Senegal’s President Macky Sall fired his health minister on Thursday as his country mourned the death of 11 newborn babies in a hospital fire blamed on an electrical short circuit.
The tragedy late Wednesday in the western city of Tivaouane was just the latest in a series of hospital deaths that have exposed the weaknesses of the nation’s healthcare system.
Sall earlier announced the tragedy on Twitter and declared three days of national mourning.
“I have just learned with pain and dismay about the deaths of 11 newborn babies in the fire at the neonatal department of the public hospital,” he wrote.
“To their mothers and their families, I express my deepest sympathy.”
Outside the Mame Abdou Aziz Sy Dabakh Hospital in Tivaouane, a city with a population of 40,000, one of the distraught mothers called out for her son.
“Where is Mohamed?” she cried.
Her baby son was taken to the hospital 10 days ago and was baptised on Monday, Mohamed’s 54-year-old father Alioune Diouf said.
The city’s mayor Demba Diop said the fire had been caused by a short circuit and spread very quickly.
He denied allegations from relatives at the hospital and across social media that the babies had been left alone, saying a midwife and nurse were present on Wednesday evening.
“There was a noise and an explosion that lasted three minutes at most,” he said outside the hospital entrance.
“Five minutes after, the fire brigade arrived.

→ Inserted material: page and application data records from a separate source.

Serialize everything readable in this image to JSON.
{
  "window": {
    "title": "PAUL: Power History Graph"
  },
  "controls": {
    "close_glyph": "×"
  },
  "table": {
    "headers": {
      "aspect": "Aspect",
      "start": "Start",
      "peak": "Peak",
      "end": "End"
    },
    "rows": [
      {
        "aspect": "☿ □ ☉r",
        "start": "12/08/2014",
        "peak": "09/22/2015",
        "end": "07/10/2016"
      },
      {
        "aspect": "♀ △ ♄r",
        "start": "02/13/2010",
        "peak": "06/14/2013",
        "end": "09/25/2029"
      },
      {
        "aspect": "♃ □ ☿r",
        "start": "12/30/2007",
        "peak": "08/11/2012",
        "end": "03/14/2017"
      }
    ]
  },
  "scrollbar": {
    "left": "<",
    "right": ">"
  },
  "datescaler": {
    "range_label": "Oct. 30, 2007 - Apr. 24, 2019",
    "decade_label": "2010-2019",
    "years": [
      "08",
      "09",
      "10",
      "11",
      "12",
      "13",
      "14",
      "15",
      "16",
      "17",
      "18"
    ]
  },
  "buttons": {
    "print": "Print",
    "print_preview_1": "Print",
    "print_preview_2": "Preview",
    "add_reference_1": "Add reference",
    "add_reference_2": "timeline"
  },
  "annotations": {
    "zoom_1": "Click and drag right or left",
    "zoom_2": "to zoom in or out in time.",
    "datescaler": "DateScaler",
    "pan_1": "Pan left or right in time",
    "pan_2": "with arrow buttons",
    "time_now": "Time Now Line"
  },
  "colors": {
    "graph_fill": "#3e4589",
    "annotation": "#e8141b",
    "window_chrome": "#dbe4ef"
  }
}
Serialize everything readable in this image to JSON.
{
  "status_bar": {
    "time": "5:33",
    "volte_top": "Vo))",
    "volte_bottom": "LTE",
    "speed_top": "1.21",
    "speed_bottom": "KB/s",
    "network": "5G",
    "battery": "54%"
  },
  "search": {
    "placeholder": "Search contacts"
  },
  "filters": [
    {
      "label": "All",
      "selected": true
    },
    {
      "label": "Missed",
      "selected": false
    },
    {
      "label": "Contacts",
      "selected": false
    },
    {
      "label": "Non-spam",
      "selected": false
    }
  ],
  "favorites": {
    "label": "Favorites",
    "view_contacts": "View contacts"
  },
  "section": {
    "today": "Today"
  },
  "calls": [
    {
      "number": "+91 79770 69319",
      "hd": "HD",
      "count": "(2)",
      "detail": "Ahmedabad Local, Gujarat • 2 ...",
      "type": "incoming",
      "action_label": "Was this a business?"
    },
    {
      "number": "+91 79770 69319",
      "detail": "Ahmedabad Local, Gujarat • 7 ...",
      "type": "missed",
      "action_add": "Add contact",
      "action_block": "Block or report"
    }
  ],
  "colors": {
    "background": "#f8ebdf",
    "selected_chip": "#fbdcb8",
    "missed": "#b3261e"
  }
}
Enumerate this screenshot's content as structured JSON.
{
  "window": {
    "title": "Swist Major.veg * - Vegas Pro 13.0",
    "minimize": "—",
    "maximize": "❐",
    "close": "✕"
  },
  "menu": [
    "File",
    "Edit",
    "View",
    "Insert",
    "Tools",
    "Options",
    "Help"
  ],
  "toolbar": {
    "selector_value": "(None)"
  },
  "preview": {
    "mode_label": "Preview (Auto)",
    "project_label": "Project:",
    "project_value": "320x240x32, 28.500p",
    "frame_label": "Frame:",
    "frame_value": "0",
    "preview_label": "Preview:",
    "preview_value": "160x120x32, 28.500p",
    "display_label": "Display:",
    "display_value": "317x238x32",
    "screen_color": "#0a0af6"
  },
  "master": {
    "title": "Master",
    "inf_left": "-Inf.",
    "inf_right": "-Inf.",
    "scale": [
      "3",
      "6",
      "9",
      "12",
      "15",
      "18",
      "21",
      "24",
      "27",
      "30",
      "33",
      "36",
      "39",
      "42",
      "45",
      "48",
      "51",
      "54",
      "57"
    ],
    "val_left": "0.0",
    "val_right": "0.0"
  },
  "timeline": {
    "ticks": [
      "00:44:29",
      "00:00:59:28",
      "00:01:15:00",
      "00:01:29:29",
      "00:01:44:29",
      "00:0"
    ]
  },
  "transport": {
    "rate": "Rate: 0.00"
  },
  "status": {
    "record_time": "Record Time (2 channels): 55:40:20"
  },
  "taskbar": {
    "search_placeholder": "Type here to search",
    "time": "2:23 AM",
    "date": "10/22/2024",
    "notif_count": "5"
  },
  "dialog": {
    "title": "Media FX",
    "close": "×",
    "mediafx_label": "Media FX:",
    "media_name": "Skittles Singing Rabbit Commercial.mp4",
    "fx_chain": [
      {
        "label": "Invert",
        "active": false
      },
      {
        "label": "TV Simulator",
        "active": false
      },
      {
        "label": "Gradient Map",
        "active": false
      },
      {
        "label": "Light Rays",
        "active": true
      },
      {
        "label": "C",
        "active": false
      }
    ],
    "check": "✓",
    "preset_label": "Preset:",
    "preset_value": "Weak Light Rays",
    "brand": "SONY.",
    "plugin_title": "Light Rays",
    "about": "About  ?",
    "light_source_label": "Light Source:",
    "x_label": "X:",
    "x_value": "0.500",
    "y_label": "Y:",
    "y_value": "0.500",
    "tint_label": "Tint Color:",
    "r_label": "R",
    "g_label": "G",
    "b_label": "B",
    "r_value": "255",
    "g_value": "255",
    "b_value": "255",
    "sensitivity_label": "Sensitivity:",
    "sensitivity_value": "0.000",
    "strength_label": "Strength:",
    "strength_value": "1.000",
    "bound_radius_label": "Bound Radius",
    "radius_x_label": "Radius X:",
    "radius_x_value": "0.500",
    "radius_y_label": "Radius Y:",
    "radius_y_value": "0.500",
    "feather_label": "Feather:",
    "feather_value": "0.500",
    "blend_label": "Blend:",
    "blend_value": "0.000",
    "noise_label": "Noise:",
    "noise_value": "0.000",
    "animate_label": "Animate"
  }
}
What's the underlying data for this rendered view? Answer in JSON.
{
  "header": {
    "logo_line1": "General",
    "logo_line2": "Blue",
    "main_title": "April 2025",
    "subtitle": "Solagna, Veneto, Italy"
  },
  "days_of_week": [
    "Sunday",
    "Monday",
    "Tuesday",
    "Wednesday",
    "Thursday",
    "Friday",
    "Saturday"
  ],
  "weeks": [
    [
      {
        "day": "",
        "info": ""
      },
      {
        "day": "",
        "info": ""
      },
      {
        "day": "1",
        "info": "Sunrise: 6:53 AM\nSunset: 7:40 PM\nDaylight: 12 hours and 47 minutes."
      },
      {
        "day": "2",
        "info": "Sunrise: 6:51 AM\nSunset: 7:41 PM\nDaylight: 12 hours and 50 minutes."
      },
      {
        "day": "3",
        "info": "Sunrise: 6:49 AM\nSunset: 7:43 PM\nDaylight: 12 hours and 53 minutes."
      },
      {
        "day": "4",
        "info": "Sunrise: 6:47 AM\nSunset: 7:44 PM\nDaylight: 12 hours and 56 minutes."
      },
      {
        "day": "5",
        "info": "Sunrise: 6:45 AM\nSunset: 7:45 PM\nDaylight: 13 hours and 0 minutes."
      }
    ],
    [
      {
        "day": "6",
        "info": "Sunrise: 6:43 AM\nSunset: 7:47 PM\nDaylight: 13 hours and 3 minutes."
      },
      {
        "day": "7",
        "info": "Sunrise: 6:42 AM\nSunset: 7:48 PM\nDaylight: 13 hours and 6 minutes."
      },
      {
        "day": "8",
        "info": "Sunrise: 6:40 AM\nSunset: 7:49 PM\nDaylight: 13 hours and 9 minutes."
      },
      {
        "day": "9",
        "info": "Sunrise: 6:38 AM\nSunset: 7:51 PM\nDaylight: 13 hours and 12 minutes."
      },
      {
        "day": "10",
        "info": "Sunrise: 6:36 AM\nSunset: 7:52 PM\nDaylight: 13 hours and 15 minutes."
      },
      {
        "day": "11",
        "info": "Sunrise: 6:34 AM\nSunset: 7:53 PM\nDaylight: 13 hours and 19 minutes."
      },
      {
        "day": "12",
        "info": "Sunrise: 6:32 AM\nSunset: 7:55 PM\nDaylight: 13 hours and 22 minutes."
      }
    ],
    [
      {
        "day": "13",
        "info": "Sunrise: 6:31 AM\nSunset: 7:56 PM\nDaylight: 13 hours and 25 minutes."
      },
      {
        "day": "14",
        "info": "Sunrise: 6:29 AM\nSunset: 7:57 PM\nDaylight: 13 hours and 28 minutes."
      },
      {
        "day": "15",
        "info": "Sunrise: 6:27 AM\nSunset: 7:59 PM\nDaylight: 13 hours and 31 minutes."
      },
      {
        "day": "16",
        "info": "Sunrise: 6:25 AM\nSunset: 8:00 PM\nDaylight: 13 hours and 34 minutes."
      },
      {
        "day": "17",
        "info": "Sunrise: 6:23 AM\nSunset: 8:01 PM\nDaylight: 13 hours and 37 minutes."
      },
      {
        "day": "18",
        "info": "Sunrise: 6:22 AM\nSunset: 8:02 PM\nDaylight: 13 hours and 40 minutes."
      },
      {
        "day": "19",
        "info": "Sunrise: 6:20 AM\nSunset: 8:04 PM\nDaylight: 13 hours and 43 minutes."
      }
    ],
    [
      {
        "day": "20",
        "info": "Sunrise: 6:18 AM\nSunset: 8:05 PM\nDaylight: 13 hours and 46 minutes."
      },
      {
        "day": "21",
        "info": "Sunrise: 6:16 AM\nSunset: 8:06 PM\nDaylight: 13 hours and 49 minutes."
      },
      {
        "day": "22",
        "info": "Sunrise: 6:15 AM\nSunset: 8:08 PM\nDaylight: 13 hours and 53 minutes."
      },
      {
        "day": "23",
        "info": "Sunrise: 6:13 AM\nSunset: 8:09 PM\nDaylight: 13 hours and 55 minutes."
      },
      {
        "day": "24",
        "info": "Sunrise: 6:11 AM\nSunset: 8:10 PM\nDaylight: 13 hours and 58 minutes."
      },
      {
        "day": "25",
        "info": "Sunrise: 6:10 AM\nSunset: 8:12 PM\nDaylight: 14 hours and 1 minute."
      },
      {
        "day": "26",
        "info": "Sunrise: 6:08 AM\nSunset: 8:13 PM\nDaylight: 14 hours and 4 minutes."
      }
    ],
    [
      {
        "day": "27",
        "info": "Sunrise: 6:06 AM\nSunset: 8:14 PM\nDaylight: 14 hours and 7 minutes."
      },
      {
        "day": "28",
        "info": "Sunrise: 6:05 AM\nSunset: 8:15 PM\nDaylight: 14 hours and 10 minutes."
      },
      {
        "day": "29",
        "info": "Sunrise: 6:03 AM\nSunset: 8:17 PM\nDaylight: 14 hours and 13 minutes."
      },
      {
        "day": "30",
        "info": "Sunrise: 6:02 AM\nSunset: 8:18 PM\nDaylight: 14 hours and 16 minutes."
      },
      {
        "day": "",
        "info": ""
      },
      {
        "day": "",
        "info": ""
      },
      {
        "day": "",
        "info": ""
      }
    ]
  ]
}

People used fire extinguishers.”
The mayor said the air-conditioning had accelerated the flames and added that the two nurses fainted but were revived.
“There was no negligence,” Diop insisted.
The disaster however sparked calls for the resignation of Health Minister Abdoudaye Diouf Sarr, who was quoted in media reports also as blaming an electrical fault.
The presidency in the evening said he would be replaced by Marie Khemesse Ngom Ndiaye, formerly the director-general of the public health authority.
Sall would return early from abroad and visit the hospital on Saturday, his office said.